- Provided entries -
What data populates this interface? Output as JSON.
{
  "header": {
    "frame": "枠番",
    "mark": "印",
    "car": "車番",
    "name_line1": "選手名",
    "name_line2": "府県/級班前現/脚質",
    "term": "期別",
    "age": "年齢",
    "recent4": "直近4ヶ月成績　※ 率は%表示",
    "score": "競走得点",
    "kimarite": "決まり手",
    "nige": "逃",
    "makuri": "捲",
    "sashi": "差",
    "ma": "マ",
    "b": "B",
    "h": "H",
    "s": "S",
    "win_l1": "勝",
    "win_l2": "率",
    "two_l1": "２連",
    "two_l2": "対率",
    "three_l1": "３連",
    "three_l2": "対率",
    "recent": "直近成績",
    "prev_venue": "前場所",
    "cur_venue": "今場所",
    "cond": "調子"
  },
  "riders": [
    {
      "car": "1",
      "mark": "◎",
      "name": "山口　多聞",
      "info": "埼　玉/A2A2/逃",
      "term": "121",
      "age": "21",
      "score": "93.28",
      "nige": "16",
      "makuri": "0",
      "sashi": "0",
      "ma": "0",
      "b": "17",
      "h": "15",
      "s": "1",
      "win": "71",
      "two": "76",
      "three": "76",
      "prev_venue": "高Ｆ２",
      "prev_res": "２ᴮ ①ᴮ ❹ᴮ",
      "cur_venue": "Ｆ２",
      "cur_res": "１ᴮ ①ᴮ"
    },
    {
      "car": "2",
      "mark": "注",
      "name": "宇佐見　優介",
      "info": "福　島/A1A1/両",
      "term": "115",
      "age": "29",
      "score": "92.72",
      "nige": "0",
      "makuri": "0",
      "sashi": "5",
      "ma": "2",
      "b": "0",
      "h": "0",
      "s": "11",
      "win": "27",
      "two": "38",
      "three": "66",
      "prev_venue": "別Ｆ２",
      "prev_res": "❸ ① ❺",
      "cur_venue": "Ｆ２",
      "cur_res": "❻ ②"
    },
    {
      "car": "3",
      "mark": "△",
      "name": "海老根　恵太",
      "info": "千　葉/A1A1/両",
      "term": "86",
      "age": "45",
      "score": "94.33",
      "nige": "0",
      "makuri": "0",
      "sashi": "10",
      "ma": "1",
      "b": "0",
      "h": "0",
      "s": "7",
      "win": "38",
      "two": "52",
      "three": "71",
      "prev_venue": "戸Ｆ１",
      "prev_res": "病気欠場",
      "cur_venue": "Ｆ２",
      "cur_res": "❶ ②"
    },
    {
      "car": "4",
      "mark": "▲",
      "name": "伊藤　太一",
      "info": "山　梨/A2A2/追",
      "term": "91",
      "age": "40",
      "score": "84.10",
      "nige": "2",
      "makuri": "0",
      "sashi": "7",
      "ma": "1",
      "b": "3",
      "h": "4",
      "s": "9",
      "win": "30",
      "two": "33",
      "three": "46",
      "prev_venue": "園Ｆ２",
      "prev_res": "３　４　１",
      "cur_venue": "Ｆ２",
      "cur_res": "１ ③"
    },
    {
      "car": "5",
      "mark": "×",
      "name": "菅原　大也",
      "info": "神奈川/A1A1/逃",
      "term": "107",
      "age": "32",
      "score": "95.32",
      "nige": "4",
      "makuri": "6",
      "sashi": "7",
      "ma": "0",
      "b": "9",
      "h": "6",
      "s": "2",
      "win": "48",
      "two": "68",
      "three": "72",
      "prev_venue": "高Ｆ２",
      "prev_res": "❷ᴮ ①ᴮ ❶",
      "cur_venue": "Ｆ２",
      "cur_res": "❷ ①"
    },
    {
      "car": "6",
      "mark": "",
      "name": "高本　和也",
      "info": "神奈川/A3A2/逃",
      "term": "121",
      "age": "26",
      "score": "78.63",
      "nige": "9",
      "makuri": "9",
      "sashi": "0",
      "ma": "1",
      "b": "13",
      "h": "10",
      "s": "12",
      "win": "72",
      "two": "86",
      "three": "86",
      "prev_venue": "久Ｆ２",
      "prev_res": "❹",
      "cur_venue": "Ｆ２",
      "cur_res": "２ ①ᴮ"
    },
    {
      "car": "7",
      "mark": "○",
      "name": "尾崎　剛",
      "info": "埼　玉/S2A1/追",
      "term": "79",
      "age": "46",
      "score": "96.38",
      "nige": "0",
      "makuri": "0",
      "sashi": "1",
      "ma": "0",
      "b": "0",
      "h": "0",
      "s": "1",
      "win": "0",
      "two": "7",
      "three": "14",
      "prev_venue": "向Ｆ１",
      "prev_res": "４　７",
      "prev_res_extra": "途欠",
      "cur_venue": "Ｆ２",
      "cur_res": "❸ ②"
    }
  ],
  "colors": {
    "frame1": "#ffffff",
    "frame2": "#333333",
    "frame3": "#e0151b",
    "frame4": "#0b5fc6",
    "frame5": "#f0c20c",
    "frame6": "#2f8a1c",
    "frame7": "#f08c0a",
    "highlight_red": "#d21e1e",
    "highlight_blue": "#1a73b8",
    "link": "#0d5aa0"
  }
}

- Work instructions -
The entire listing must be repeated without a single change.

- Reply -
What data populates this interface? Output as JSON.
{
  "header": {
    "frame": "枠番",
    "mark": "印",
    "car": "車番",
    "name_line1": "選手名",
    "name_line2": "府県/級班前現/脚質",
    "term": "期別",
    "age": "年齢",
    "recent4": "直近4ヶ月成績　※ 率は%表示",
    "score": "競走得点",
    "kimarite": "決まり手",
    "nige": "逃",
    "makuri": "捲",
    "sashi": "差",
    "ma": "マ",
    "b": "B",
    "h": "H",
    "s": "S",
    "win_l1": "勝",
    "win_l2": "率",
    "two_l1": "２連",
    "two_l2": "対率",
    "three_l1": "３連",
    "three_l2": "対率",
    "recent": "直近成績",
    "prev_venue": "前場所",
    "cur_venue": "今場所",
    "cond": "調子"
  },
  "riders": [
    {
      "car": "1",
      "mark": "◎",
      "name": "山口　多聞",
      "info": "埼　玉/A2A2/逃",
      "term": "121",
      "age": "21",
      "score": "93.28",
      "nige": "16",
      "makuri": "0",
      "sashi": "0",
      "ma": "0",
      "b": "17",
      "h": "15",
      "s": "1",
      "win": "71",
      "two": "76",
      "three": "76",
      "prev_venue": "高Ｆ２",
      "prev_res": "２ᴮ ①ᴮ ❹ᴮ",
      "cur_venue": "Ｆ２",
      "cur_res": "１ᴮ ①ᴮ"
    },
    {
      "car": "2",
      "mark": "注",
      "name": "宇佐見　優介",
      "info": "福　島/A1A1/両",
      "term": "115",
      "age": "29",
      "score": "92.72",
      "nige": "0",
      "makuri": "0",
      "sashi": "5",
      "ma": "2",
      "b": "0",
      "h": "0",
      "s": "11",
      "win": "27",
      "two": "38",
      "three": "66",
      "prev_venue": "別Ｆ２",
      "prev_res": "❸ ① ❺",
      "cur_venue": "Ｆ２",
      "cur_res": "❻ ②"
    },
    {
      "car": "3",
      "mark": "△",
      "name": "海老根　恵太",
      "info": "千　葉/A1A1/両",
      "term": "86",
      "age": "45",
      "score": "94.33",
      "nige": "0",
      "makuri": "0",
      "sashi": "10",
      "ma": "1",
      "b": "0",
      "h": "0",
      "s": "7",
      "win": "38",
      "two": "52",
      "three": "71",
      "prev_venue": "戸Ｆ１",
      "prev_res": "病気欠場",
      "cur_venue": "Ｆ２",
      "cur_res": "❶ ②"
    },
    {
      "car": "4",
      "mark": "▲",
      "name": "伊藤　太一",
      "info": "山　梨/A2A2/追",
      "term": "91",
      "age": "40",
      "score": "84.10",
      "nige": "2",
      "makuri": "0",
      "sashi": "7",
      "ma": "1",
      "b": "3",
      "h": "4",
      "s": "9",
      "win": "30",
      "two": "33",
      "three": "46",
      "prev_venue": "園Ｆ２",
      "prev_res": "３　４　１",
      "cur_venue": "Ｆ２",
      "cur_res": "１ ③"
    },
    {
      "car": "5",
      "mark": "×",
      "name": "菅原　大也",
      "info": "神奈川/A1A1/逃",
      "term": "107",
      "age": "32",
      "score": "95.32",
      "nige": "4",
      "makuri": "6",
      "sashi": "7",
      "ma": "0",
      "b": "9",
      "h": "6",
      "s": "2",
      "win": "48",
      "two": "68",
      "three": "72",
      "prev_venue": "高Ｆ２",
      "prev_res": "❷ᴮ ①ᴮ ❶",
      "cur_venue": "Ｆ２",
      "cur_res": "❷ ①"
    },
    {
      "car": "6",
      "mark": "",
      "name": "高本　和也",
      "info": "神奈川/A3A2/逃",
      "term": "121",
      "age": "26",
      "score": "78.63",
      "nige": "9",
      "makuri": "9",
      "sashi": "0",
      "ma": "1",
      "b": "13",
      "h": "10",
      "s": "12",
      "win": "72",
      "two": "86",
      "three": "86",
      "prev_venue": "久Ｆ２",
      "prev_res": "❹",
      "cur_venue": "Ｆ２",
      "cur_res": "２ ①ᴮ"
    },
    {
      "car": "7",
      "mark": "○",
      "name": "尾崎　剛",
      "info": "埼　玉/S2A1/追",
      "term": "79",
      "age": "46",
      "score": "96.38",
      "nige": "0",
      "makuri": "0",
      "sashi": "1",
      "ma": "0",
      "b": "0",
      "h": "0",
      "s": "1",
      "win": "0",
      "two": "7",
      "three": "14",
      "prev_venue": "向Ｆ１",
      "prev_res": "４　７",
      "prev_res_extra": "途欠",
      "cur_venue": "Ｆ２",
      "cur_res": "❸ ②"
    }
  ],
  "colors": {
    "frame1": "#ffffff",
    "frame2": "#333333",
    "frame3": "#e0151b",
    "frame4": "#0b5fc6",
    "frame5": "#f0c20c",
    "frame6": "#2f8a1c",
    "frame7": "#f08c0a",
    "highlight_red": "#d21e1e",
    "highlight_blue": "#1a73b8",
    "link": "#0d5aa0"
  }
}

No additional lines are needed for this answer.